======== RECORDS FOR THIS TASK

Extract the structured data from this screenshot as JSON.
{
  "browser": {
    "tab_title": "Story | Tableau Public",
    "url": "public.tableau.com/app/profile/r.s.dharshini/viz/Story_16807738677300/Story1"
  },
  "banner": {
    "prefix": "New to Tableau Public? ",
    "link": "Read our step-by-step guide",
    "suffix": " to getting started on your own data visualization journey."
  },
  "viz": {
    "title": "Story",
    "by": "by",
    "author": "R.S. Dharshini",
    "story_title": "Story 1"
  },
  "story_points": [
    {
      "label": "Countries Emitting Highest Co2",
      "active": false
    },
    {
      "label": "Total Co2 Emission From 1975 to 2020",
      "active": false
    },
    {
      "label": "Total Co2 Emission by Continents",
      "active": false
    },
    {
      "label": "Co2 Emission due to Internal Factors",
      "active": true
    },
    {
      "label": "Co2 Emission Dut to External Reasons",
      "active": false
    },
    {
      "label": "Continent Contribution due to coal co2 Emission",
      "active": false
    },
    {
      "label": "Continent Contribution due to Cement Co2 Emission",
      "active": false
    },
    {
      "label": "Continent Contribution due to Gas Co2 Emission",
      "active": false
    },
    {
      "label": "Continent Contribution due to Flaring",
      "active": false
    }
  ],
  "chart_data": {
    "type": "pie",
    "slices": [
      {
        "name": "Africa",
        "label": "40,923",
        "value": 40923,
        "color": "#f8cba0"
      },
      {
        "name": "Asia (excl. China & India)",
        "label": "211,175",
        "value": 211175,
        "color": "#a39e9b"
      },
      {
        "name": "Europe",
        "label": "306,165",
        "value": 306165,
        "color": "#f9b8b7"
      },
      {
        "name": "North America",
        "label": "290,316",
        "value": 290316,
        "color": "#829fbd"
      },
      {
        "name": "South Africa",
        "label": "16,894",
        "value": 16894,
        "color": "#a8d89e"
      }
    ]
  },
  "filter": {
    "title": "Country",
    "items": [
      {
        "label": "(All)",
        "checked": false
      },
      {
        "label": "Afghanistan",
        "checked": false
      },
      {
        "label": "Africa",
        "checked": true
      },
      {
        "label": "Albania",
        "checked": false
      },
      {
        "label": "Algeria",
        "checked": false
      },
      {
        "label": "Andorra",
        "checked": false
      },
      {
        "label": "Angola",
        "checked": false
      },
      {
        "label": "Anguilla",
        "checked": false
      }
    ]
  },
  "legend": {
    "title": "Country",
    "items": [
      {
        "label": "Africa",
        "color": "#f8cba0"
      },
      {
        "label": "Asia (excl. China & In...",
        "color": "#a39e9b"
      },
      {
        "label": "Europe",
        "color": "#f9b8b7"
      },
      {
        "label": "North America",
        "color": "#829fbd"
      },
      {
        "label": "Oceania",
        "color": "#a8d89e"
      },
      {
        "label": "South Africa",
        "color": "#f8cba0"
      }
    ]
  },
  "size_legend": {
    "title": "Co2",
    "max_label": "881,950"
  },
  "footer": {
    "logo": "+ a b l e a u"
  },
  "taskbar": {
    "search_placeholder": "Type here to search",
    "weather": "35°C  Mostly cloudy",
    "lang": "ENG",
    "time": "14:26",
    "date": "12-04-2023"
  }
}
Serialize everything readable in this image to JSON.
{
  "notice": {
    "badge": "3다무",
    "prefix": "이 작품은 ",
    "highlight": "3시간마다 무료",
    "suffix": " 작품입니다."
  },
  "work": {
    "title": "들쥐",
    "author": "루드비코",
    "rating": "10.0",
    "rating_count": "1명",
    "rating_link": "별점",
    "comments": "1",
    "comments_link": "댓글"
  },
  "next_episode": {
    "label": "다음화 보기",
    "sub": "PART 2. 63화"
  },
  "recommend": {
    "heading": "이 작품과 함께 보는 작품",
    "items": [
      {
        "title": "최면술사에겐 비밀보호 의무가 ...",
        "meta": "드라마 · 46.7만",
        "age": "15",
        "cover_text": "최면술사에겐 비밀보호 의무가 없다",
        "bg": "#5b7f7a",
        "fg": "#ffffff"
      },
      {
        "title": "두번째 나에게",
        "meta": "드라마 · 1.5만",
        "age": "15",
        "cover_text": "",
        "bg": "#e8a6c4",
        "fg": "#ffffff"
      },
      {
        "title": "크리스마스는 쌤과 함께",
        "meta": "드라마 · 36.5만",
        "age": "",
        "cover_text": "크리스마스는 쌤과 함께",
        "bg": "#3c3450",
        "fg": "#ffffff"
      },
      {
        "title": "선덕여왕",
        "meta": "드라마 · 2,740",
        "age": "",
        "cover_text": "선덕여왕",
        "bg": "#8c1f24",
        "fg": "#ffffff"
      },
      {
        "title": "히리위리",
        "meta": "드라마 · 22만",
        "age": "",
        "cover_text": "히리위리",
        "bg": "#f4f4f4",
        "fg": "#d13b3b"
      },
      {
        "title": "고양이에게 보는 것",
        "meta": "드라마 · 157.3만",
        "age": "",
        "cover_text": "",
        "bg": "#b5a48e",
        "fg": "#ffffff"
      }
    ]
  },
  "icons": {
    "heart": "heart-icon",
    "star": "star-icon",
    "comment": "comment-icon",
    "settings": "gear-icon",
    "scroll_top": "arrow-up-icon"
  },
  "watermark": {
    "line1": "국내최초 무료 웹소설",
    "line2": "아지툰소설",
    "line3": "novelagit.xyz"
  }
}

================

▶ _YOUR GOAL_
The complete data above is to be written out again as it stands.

▶ _RESPONSE TO THE TASK_
Extract the structured data from this screenshot as JSON.
{
  "browser": {
    "tab_title": "Story | Tableau Public",
    "url": "public.tableau.com/app/profile/r.s.dharshini/viz/Story_16807738677300/Story1"
  },
  "banner": {
    "prefix": "New to Tableau Public? ",
    "link": "Read our step-by-step guide",
    "suffix": " to getting started on your own data visualization journey."
  },
  "viz": {
    "title": "Story",
    "by": "by",
    "author": "R.S. Dharshini",
    "story_title": "Story 1"
  },
  "story_points": [
    {
      "label": "Countries Emitting Highest Co2",
      "active": false
    },
    {
      "label": "Total Co2 Emission From 1975 to 2020",
      "active": false
    },
    {
      "label": "Total Co2 Emission by Continents",
      "active": false
    },
    {
      "label": "Co2 Emission due to Internal Factors",
      "active": true
    },
    {
      "label": "Co2 Emission Dut to External Reasons",
      "active": false
    },
    {
      "label": "Continent Contribution due to coal co2 Emission",
      "active": false
    },
    {
      "label": "Continent Contribution due to Cement Co2 Emission",
      "active": false
    },
    {
      "label": "Continent Contribution due to Gas Co2 Emission",
      "active": false
    },
    {
      "label": "Continent Contribution due to Flaring",
      "active": false
    }
  ],
  "chart_data": {
    "type": "pie",
    "slices": [
      {
        "name": "Africa",
        "label": "40,923",
        "value": 40923,
        "color": "#f8cba0"
      },
      {
        "name": "Asia (excl. China & India)",
        "label": "211,175",
        "value": 211175,
        "color": "#a39e9b"
      },
      {
        "name": "Europe",
        "label": "306,165",
        "value": 306165,
        "color": "#f9b8b7"
      },
      {
        "name": "North America",
        "label": "290,316",
        "value": 290316,
        "color": "#829fbd"
      },
      {
        "name": "South Africa",
        "label": "16,894",
        "value": 16894,
        "color": "#a8d89e"
      }
    ]
  },
  "filter": {
    "title": "Country",
    "items": [
      {
        "label": "(All)",
        "checked": false
      },
      {
        "label": "Afghanistan",
        "checked": false
      },
      {
        "label": "Africa",
        "checked": true
      },
      {
        "label": "Albania",
        "checked": false
      },
      {
        "label": "Algeria",
        "checked": false
      },
      {
        "label": "Andorra",
        "checked": false
      },
      {
        "label": "Angola",
        "checked": false
      },
      {
        "label": "Anguilla",
        "checked": false
      }
    ]
  },
  "legend": {
    "title": "Country",
    "items": [
      {
        "label": "Africa",
        "color": "#f8cba0"
      },
      {
        "label": "Asia (excl. China & In...",
        "color": "#a39e9b"
      },
      {
        "label": "Europe",
        "color": "#f9b8b7"
      },
      {
        "label": "North America",
        "color": "#829fbd"
      },
      {
        "label": "Oceania",
        "color": "#a8d89e"
      },
      {
        "label": "South Africa",
        "color": "#f8cba0"
      }
    ]
  },
  "size_legend": {
    "title": "Co2",
    "max_label": "881,950"
  },
  "footer": {
    "logo": "+ a b l e a u"
  },
  "taskbar": {
    "search_placeholder": "Type here to search",
    "weather": "35°C  Mostly cloudy",
    "lang": "ENG",
    "time": "14:26",
    "date": "12-04-2023"
  }
}
Serialize everything readable in this image to JSON.
{
  "notice": {
    "badge": "3다무",
    "prefix": "이 작품은 ",
    "highlight": "3시간마다 무료",
    "suffix": " 작품입니다."
  },
  "work": {
    "title": "들쥐",
    "author": "루드비코",
    "rating": "10.0",
    "rating_count": "1명",
    "rating_link": "별점",
    "comments": "1",
    "comments_link": "댓글"
  },
  "next_episode": {
    "label": "다음화 보기",
    "sub": "PART 2. 63화"
  },
  "recommend": {
    "heading": "이 작품과 함께 보는 작품",
    "items": [
      {
        "title": "최면술사에겐 비밀보호 의무가 ...",
        "meta": "드라마 · 46.7만",
        "age": "15",
        "cover_text": "최면술사에겐 비밀보호 의무가 없다",
        "bg": "#5b7f7a",
        "fg": "#ffffff"
      },
      {
        "title": "두번째 나에게",
        "meta": "드라마 · 1.5만",
        "age": "15",
        "cover_text": "",
        "bg": "#e8a6c4",
        "fg": "#ffffff"
      },
      {
        "title": "크리스마스는 쌤과 함께",
        "meta": "드라마 · 36.5만",
        "age": "",
        "cover_text": "크리스마스는 쌤과 함께",
        "bg": "#3c3450",
        "fg": "#ffffff"
      },
      {
        "title": "선덕여왕",
        "meta": "드라마 · 2,740",
        "age": "",
        "cover_text": "선덕여왕",
        "bg": "#8c1f24",
        "fg": "#ffffff"
      },
      {
        "title": "히리위리",
        "meta": "드라마 · 22만",
        "age": "",
        "cover_text": "히리위리",
        "bg": "#f4f4f4",
        "fg": "#d13b3b"
      },
      {
        "title": "고양이에게 보는 것",
        "meta": "드라마 · 157.3만",
        "age": "",
        "cover_text": "",
        "bg": "#b5a48e",
        "fg": "#ffffff"
      }
    ]
  },
  "icons": {
    "heart": "heart-icon",
    "star": "star-icon",
    "comment": "comment-icon",
    "settings": "gear-icon",
    "scroll_top": "arrow-up-icon"
  },
  "watermark": {
    "line1": "국내최초 무료 웹소설",
    "line2": "아지툰소설",
    "line3": "novelagit.xyz"
  }
}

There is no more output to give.